» What is needed: An exact copy of the records below is needed, with every picture left out.

(App and web page records)
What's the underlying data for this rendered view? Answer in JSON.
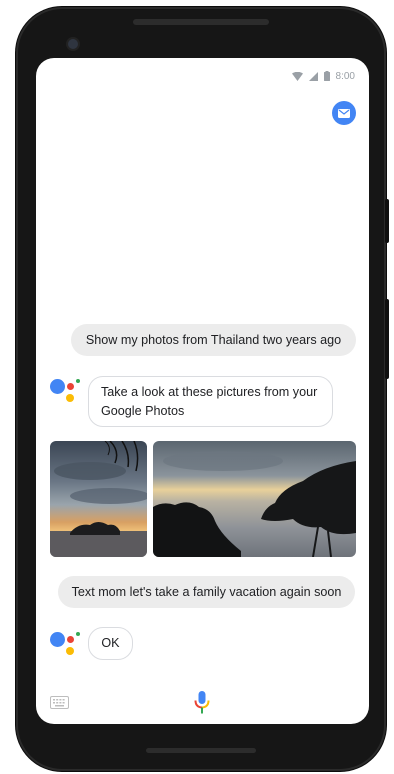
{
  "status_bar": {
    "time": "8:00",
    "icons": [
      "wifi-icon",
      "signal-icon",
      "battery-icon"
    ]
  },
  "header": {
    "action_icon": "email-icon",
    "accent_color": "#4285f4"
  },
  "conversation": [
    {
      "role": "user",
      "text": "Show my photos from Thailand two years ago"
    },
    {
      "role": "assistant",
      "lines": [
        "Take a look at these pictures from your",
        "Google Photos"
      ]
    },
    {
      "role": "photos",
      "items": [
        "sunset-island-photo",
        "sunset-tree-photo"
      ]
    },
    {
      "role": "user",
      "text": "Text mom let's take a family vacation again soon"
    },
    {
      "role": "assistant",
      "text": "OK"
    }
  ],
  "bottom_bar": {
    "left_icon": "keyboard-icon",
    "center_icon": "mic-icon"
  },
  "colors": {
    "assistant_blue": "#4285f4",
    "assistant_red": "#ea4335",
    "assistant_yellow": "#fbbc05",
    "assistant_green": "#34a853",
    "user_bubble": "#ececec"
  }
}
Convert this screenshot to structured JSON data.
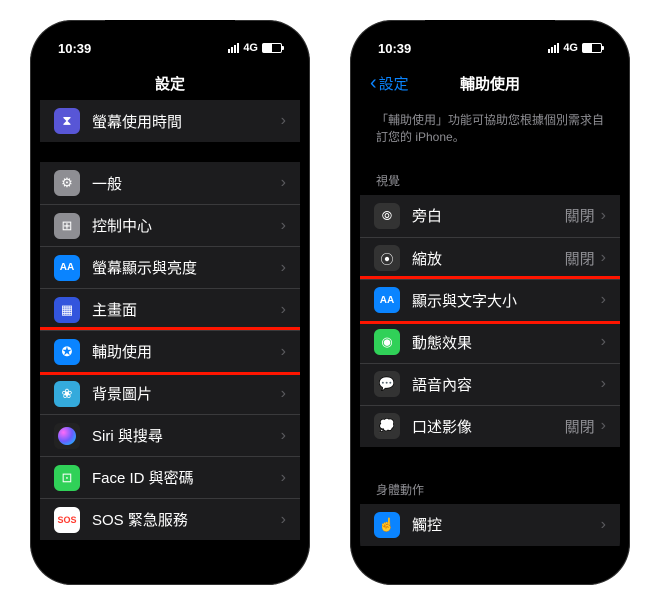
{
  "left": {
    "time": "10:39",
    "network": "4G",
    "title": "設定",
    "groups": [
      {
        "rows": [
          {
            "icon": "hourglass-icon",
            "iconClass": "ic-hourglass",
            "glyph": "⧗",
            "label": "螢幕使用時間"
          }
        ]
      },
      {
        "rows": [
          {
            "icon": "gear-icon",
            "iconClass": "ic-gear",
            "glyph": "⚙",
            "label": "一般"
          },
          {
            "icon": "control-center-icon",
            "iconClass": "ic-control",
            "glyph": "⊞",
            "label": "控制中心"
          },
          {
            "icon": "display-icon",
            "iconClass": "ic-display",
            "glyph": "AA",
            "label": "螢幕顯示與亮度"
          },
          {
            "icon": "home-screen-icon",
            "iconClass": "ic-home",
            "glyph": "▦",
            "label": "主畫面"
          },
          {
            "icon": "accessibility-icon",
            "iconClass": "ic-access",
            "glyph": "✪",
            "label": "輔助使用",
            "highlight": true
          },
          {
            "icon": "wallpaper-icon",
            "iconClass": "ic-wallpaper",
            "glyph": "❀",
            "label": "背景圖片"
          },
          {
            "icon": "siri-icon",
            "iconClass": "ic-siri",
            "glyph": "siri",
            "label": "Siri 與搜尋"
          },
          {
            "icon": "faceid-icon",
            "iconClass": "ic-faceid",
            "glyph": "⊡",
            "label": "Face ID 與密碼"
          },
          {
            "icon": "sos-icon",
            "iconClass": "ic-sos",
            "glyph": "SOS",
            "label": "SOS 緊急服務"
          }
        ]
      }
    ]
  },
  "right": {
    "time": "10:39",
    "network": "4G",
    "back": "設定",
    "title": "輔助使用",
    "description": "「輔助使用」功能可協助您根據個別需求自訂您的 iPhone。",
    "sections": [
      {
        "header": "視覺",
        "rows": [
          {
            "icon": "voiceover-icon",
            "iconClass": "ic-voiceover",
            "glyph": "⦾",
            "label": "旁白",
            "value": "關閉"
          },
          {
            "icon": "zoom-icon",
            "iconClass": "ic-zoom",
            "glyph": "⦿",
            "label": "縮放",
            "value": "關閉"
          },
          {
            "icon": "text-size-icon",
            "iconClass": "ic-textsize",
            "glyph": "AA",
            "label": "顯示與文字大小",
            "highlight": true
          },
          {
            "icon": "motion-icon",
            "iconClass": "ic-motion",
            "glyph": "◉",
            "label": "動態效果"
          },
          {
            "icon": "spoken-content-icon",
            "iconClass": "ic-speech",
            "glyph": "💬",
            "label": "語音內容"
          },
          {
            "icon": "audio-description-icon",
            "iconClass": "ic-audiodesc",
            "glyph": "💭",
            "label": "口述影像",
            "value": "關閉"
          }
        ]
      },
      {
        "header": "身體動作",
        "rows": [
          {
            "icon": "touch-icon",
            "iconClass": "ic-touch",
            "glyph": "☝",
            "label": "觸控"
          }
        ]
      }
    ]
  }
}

» Answer area:
What's the underlying data for this rendered view? Answer in JSON.
{
  "status_bar": {
    "time": "8:00",
    "icons": [
      "wifi-icon",
      "signal-icon",
      "battery-icon"
    ]
  },
  "header": {
    "action_icon": "email-icon",
    "accent_color": "#4285f4"
  },
  "conversation": [
    {
      "role": "user",
      "text": "Show my photos from Thailand two years ago"
    },
    {
      "role": "assistant",
      "lines": [
        "Take a look at these pictures from your",
        "Google Photos"
      ]
    },
    {
      "role": "photos",
      "items": [
        "sunset-island-photo",
        "sunset-tree-photo"
      ]
    },
    {
      "role": "user",
      "text": "Text mom let's take a family vacation again soon"
    },
    {
      "role": "assistant",
      "text": "OK"
    }
  ],
  "bottom_bar": {
    "left_icon": "keyboard-icon",
    "center_icon": "mic-icon"
  },
  "colors": {
    "assistant_blue": "#4285f4",
    "assistant_red": "#ea4335",
    "assistant_yellow": "#fbbc05",
    "assistant_green": "#34a853",
    "user_bubble": "#ececec"
  }
}
Convert this screenshot to structured JSON data.
{
  "left": {
    "time": "10:39",
    "network": "4G",
    "title": "設定",
    "groups": [
      {
        "rows": [
          {
            "icon": "hourglass-icon",
            "iconClass": "ic-hourglass",
            "glyph": "⧗",
            "label": "螢幕使用時間"
          }
        ]
      },
      {
        "rows": [
          {
            "icon": "gear-icon",
            "iconClass": "ic-gear",
            "glyph": "⚙",
            "label": "一般"
          },
          {
            "icon": "control-center-icon",
            "iconClass": "ic-control",
            "glyph": "⊞",
            "label": "控制中心"
          },
          {
            "icon": "display-icon",
            "iconClass": "ic-display",
            "glyph": "AA",
            "label": "螢幕顯示與亮度"
          },
          {
            "icon": "home-screen-icon",
            "iconClass": "ic-home",
            "glyph": "▦",
            "label": "主畫面"
          },
          {
            "icon": "accessibility-icon",
            "iconClass": "ic-access",
            "glyph": "✪",
            "label": "輔助使用",
            "highlight": true
          },
          {
            "icon": "wallpaper-icon",
            "iconClass": "ic-wallpaper",
            "glyph": "❀",
            "label": "背景圖片"
          },
          {
            "icon": "siri-icon",
            "iconClass": "ic-siri",
            "glyph": "siri",
            "label": "Siri 與搜尋"
          },
          {
            "icon": "faceid-icon",
            "iconClass": "ic-faceid",
            "glyph": "⊡",
            "label": "Face ID 與密碼"
          },
          {
            "icon": "sos-icon",
            "iconClass": "ic-sos",
            "glyph": "SOS",
            "label": "SOS 緊急服務"
          }
        ]
      }
    ]
  },
  "right": {
    "time": "10:39",
    "network": "4G",
    "back": "設定",
    "title": "輔助使用",
    "description": "「輔助使用」功能可協助您根據個別需求自訂您的 iPhone。",
    "sections": [
      {
        "header": "視覺",
        "rows": [
          {
            "icon": "voiceover-icon",
            "iconClass": "ic-voiceover",
            "glyph": "⦾",
            "label": "旁白",
            "value": "關閉"
          },
          {
            "icon": "zoom-icon",
            "iconClass": "ic-zoom",
            "glyph": "⦿",
            "label": "縮放",
            "value": "關閉"
          },
          {
            "icon": "text-size-icon",
            "iconClass": "ic-textsize",
            "glyph": "AA",
            "label": "顯示與文字大小",
            "highlight": true
          },
          {
            "icon": "motion-icon",
            "iconClass": "ic-motion",
            "glyph": "◉",
            "label": "動態效果"
          },
          {
            "icon": "spoken-content-icon",
            "iconClass": "ic-speech",
            "glyph": "💬",
            "label": "語音內容"
          },
          {
            "icon": "audio-description-icon",
            "iconClass": "ic-audiodesc",
            "glyph": "💭",
            "label": "口述影像",
            "value": "關閉"
          }
        ]
      },
      {
        "header": "身體動作",
        "rows": [
          {
            "icon": "touch-icon",
            "iconClass": "ic-touch",
            "glyph": "☝",
            "label": "觸控"
          }
        ]
      }
    ]
  }
}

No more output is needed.